(Source records)
......

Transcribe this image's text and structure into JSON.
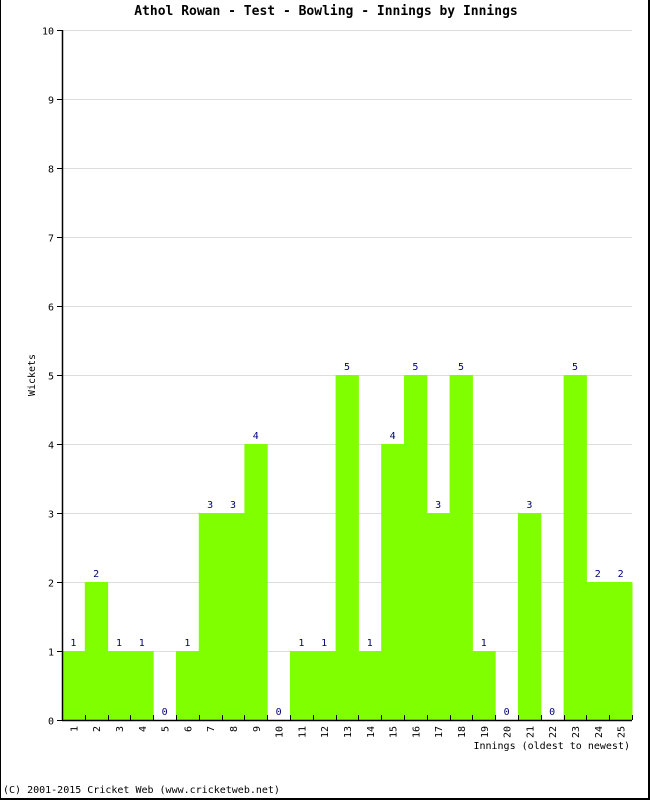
{
  "chart_data": {
    "type": "bar",
    "title": "Athol Rowan - Test - Bowling - Innings by Innings",
    "xlabel": "Innings (oldest to newest)",
    "ylabel": "Wickets",
    "ylim": [
      0,
      10
    ],
    "yticks": [
      0,
      1,
      2,
      3,
      4,
      5,
      6,
      7,
      8,
      9,
      10
    ],
    "grid": true,
    "bar_color": "#80ff00",
    "value_label_color": "#000080",
    "categories": [
      "1",
      "2",
      "3",
      "4",
      "5",
      "6",
      "7",
      "8",
      "9",
      "10",
      "11",
      "12",
      "13",
      "14",
      "15",
      "16",
      "17",
      "18",
      "19",
      "20",
      "21",
      "22",
      "23",
      "24",
      "25"
    ],
    "values": [
      1,
      2,
      1,
      1,
      0,
      1,
      3,
      3,
      4,
      0,
      1,
      1,
      5,
      1,
      4,
      5,
      3,
      5,
      1,
      0,
      3,
      0,
      5,
      2,
      2
    ]
  },
  "footer": {
    "copyright": "(C) 2001-2015 Cricket Web (www.cricketweb.net)"
  }
}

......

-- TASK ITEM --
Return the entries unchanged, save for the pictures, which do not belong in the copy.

-- TASK SOLUTION --
Transcribe this image's text and structure into JSON.
{
  "chart_data": {
    "type": "bar",
    "title": "Athol Rowan - Test - Bowling - Innings by Innings",
    "xlabel": "Innings (oldest to newest)",
    "ylabel": "Wickets",
    "ylim": [
      0,
      10
    ],
    "yticks": [
      0,
      1,
      2,
      3,
      4,
      5,
      6,
      7,
      8,
      9,
      10
    ],
    "grid": true,
    "bar_color": "#80ff00",
    "value_label_color": "#000080",
    "categories": [
      "1",
      "2",
      "3",
      "4",
      "5",
      "6",
      "7",
      "8",
      "9",
      "10",
      "11",
      "12",
      "13",
      "14",
      "15",
      "16",
      "17",
      "18",
      "19",
      "20",
      "21",
      "22",
      "23",
      "24",
      "25"
    ],
    "values": [
      1,
      2,
      1,
      1,
      0,
      1,
      3,
      3,
      4,
      0,
      1,
      1,
      5,
      1,
      4,
      5,
      3,
      5,
      1,
      0,
      3,
      0,
      5,
      2,
      2
    ]
  },
  "footer": {
    "copyright": "(C) 2001-2015 Cricket Web (www.cricketweb.net)"
  }
}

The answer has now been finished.